Search the records for the string "placeholder", then copy each line where it appears.

-- Opening Marker --

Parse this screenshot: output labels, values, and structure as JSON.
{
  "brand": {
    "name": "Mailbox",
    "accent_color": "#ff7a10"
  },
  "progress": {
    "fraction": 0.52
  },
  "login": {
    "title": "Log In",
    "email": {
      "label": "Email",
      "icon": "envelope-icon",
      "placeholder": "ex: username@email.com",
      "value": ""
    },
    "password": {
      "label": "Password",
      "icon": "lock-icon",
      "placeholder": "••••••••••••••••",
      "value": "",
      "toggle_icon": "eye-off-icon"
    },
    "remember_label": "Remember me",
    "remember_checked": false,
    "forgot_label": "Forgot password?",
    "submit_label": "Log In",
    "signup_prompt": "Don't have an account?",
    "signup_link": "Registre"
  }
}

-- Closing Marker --

**Task response**
      "placeholder": "ex: username@email.com",
      "placeholder": "••••••••••••••••",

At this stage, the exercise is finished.